On the "Battle for Baghdad"

The following article was submitted April 9 by a reader in Paris.

American propaganda, obligingly relayed by the media, had announced that the taking of Baghdad would be no cakewalk for the British and American troops. After having foisted on us the myth of the “fourth most powerful army in the world,” the spin doctors pushed the myth of a Republican Guard armed to the teeth, ready to use chemical weapons to defend the regime. Well, Baghdad fell today without any resistance from the Iraqi army or the Republican Guards. Where then are the tens of thousands of soldiers and fighters? It is likely that many died in the bombing, which has been pounding the capital for 21 days, and that survivors have melted into the population like the regime’s officials.

Journalists are having a field day describing “scenes of jubilation” and “rejoicing crowds.” The pictures, designed to show the “liberation” of Baghdad, are, however, less convincing than is being claimed by the commentators bent on making history alongside the victors. France 2 TV, for example, shows an Iraqi bashing a poster of Saddam Hussein with a rock. He is joined by another, who disappears and then is chased by two individuals. The camera very briefly follows this scene, but then focuses again on the man, who poses for the journalists. The purpose is to “manufacture the news which people want to hear” (Rupert Murdoch’s editorial policy, Le Monde, 5 April 2003)

Pictures of an Iraqi populace greeting the British and American troops as liberators in massive numbers are noticeably absent. The television channels broadcast a few insignificant shots over and over. Mainly we are shown scenes of looting. Fleeting images give a glimpse of several people throwing stones at a lorry loaded with stolen goods. Is it really any wonder? The images, created by obedient journalists, have been celebrating American soldiers kicking open the doors of public buildings. The hint is given. It was a call to loot.

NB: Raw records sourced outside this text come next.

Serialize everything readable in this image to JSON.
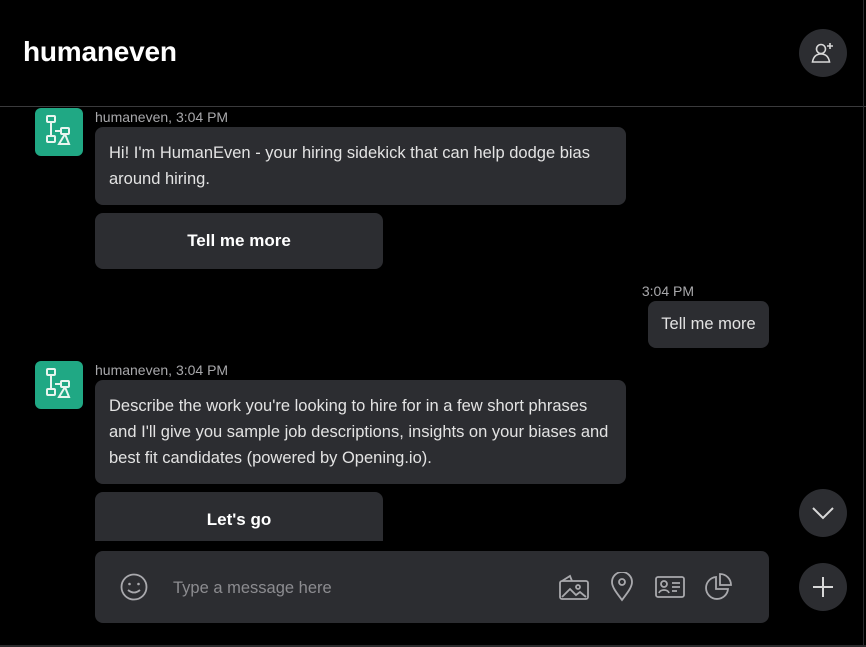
{
  "header": {
    "title": "humaneven",
    "add_user_icon": "add-user-icon"
  },
  "messages": [
    {
      "meta": "humaneven, 3:04 PM",
      "text": "Hi! I'm HumanEven - your hiring sidekick that can help dodge bias around hiring.",
      "quick_reply": "Tell me more"
    },
    {
      "outgoing_time": "3:04 PM",
      "outgoing_text": "Tell me more"
    },
    {
      "meta": "humaneven, 3:04 PM",
      "text": "Describe the work you're looking to hire for in a few short phrases and I'll give you sample job descriptions, insights on your biases and best fit candidates (powered by Opening.io).",
      "quick_reply": "Let's go"
    }
  ],
  "composer": {
    "placeholder": "Type a message here",
    "icons": [
      "emoji-icon",
      "image-icon",
      "location-icon",
      "contact-card-icon",
      "chart-icon"
    ]
  },
  "colors": {
    "background": "#000000",
    "bubble": "#2c2d31",
    "avatar": "#20a884"
  }
}
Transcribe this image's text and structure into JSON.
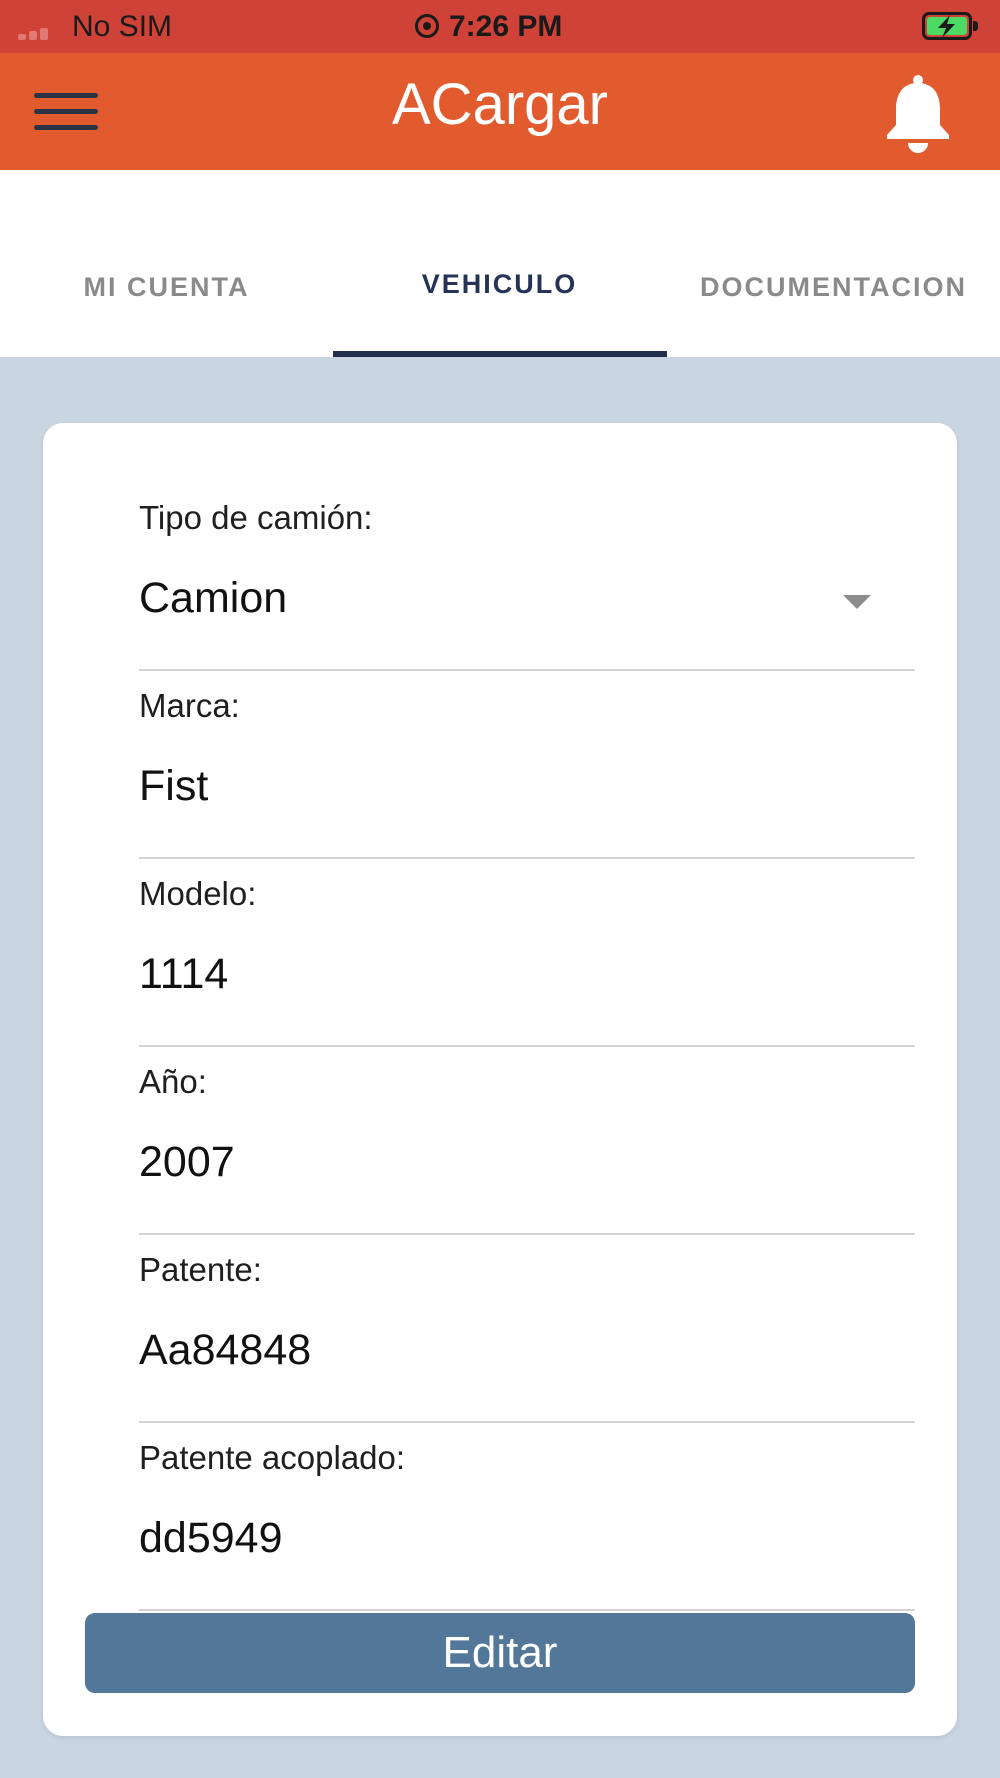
{
  "status_bar": {
    "carrier": "No SIM",
    "time": "7:26 PM",
    "battery_color": "#4cd964"
  },
  "app_bar": {
    "title": "ACargar",
    "menu_icon": "hamburger-icon",
    "notification_icon": "bell-icon",
    "background_color": "#e25b2e"
  },
  "tabs": [
    {
      "label": "MI CUENTA",
      "active": false
    },
    {
      "label": "VEHICULO",
      "active": true
    },
    {
      "label": "DOCUMENTACION",
      "active": false
    }
  ],
  "form": {
    "fields": [
      {
        "label": "Tipo de camión:",
        "value": "Camion",
        "type": "select"
      },
      {
        "label": "Marca:",
        "value": "Fist",
        "type": "text"
      },
      {
        "label": "Modelo:",
        "value": "1114",
        "type": "text"
      },
      {
        "label": "Año:",
        "value": "2007",
        "type": "text"
      },
      {
        "label": "Patente:",
        "value": "Aa84848",
        "type": "text"
      },
      {
        "label": "Patente acoplado:",
        "value": "dd5949",
        "type": "text"
      }
    ],
    "edit_button_label": "Editar",
    "button_color": "#527799"
  }
}
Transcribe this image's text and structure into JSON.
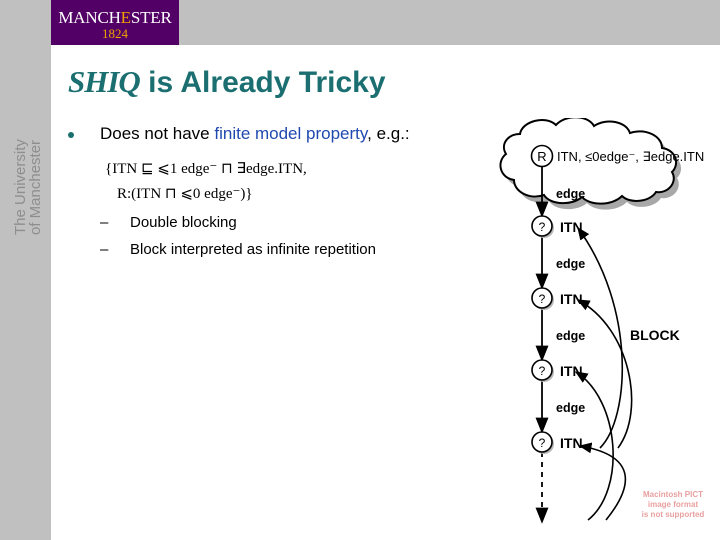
{
  "branding": {
    "vertical_wordmark": "The University\nof Manchester",
    "logo_word_pre": "MANCH",
    "logo_word_hl": "E",
    "logo_word_post": "STER",
    "logo_year": "1824",
    "purple": "#530066",
    "gold": "#f0a000",
    "grey": "#c0c0c0"
  },
  "slide": {
    "title_logic": "SHIQ",
    "title_rest": " is Already Tricky",
    "title_color": "#1b6f70",
    "bullet": {
      "text_before": "Does not have ",
      "text_emphasis": "finite model property",
      "text_after": ", e.g.:",
      "emphasis_color": "#1f49b0"
    },
    "formula_line1": "{ITN ⊑ ⩽1 edge⁻ ⊓ ∃edge.ITN,",
    "formula_line2": "R:(ITN ⊓ ⩽0 edge⁻)}",
    "sub_bullets": [
      {
        "dash": "–",
        "label": "Double blocking"
      },
      {
        "dash": "–",
        "label": "Block interpreted as infinite repetition"
      }
    ]
  },
  "diagram": {
    "root_node_label": "R",
    "cloud_label": "ITN, ≤0edge⁻, ∃edge.ITN",
    "node_label": "?",
    "node_concept": "ITN",
    "edge_label": "edge",
    "block_label": "BLOCK",
    "nodes": [
      {
        "concept": "ITN"
      },
      {
        "concept": "ITN"
      },
      {
        "concept": "ITN"
      },
      {
        "concept": "ITN"
      }
    ],
    "edges": [
      {
        "label": "edge"
      },
      {
        "label": "edge"
      },
      {
        "label": "edge"
      },
      {
        "label": "edge"
      }
    ]
  },
  "pict_placeholder": {
    "line1": "Macintosh PICT",
    "line2": "image format",
    "line3": "is not supported",
    "color": "#e9a0a0"
  }
}
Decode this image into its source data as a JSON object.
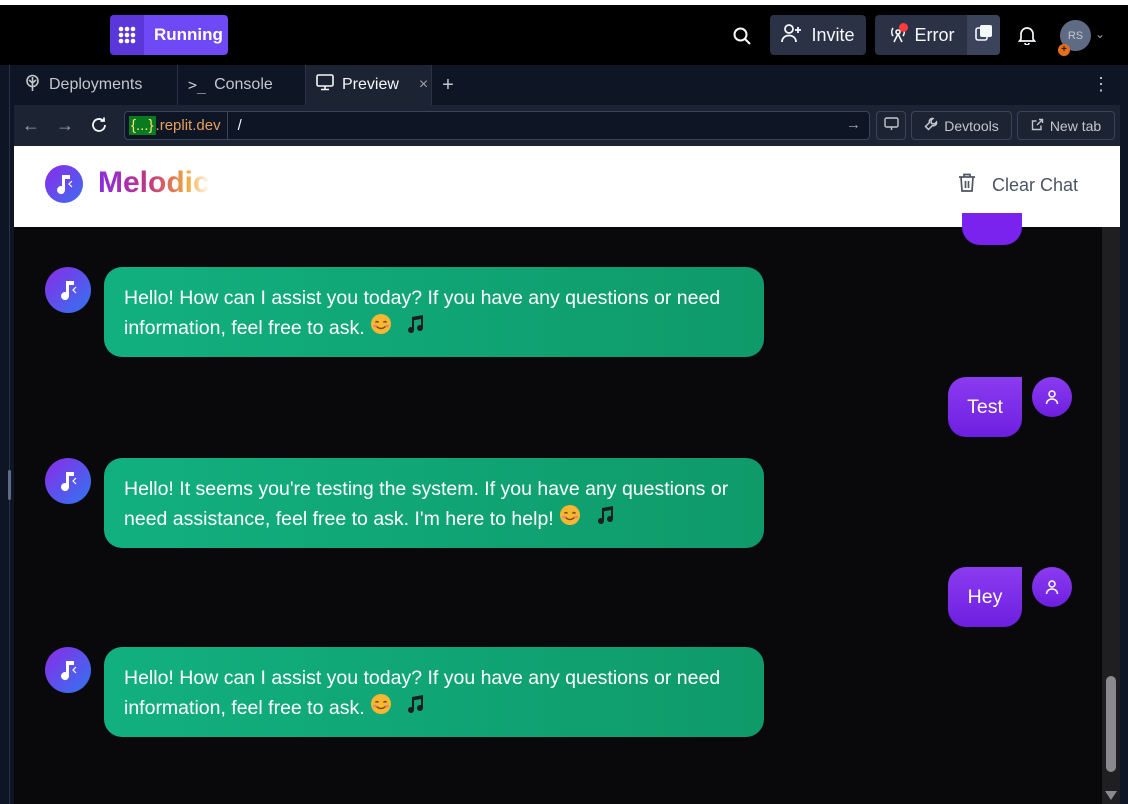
{
  "topbar": {
    "run_label": "Running",
    "invite_label": "Invite",
    "error_label": "Error",
    "avatar_initials": "RS"
  },
  "tabs": [
    {
      "label": "Deployments",
      "icon": "deployments-icon"
    },
    {
      "label": "Console",
      "icon": "console-icon"
    },
    {
      "label": "Preview",
      "icon": "monitor-icon",
      "active": true
    }
  ],
  "urlbar": {
    "host_highlight": "{...}",
    "host_rest": ".replit.dev",
    "path": "/",
    "devtools_label": "Devtools",
    "newtab_label": "New tab"
  },
  "app": {
    "brand": "Melodic",
    "clear_chat_label": "Clear Chat",
    "messages": [
      {
        "role": "bot",
        "text": "Hello! How can I assist you today? If you have any questions or need information, feel free to ask."
      },
      {
        "role": "user",
        "text": "Test"
      },
      {
        "role": "bot",
        "text": "Hello! It seems you're testing the system. If you have any questions or need assistance, feel free to ask. I'm here to help!"
      },
      {
        "role": "user",
        "text": "Hey"
      },
      {
        "role": "bot",
        "text": "Hello! How can I assist you today? If you have any questions or need information, feel free to ask."
      }
    ]
  },
  "colors": {
    "accent": "#6e49f5",
    "bot_bubble": "#12b07f",
    "user_bubble": "#7a22ee"
  }
}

To impose colonisation and a docile government on the country, the Bush administration’s strategists need chaos to set in. But that is a dangerous game, as it could also create the conditions for a civil war which the victors would have difficulty controlling. The British and American troops still fear the population, part of which is armed. They are letting the looting take place so as to provide a pretext, in a few days time, for a tough intervention to restore order. In the end, the American administration wants to subject the Iraqi population by obliging it to beg for food and water.

The French commentators are imploring the US to find evidence of “weapons of mass destruction”. It is on this condition that Jacques Chirac is prepared to rally to the British and American coalition. You can be sure they will find something for French diplomacy to feed on so that it can shamefully slip back into the victors’ camp and gather the crumbs from the festive table. A shed has already been found containing chemical substances and another with brand-new coffins with corpses from 1985 in them! It was too good to be true. The truth-twisting experts will likely find images, less spectacular, but capable of influencing public opinion.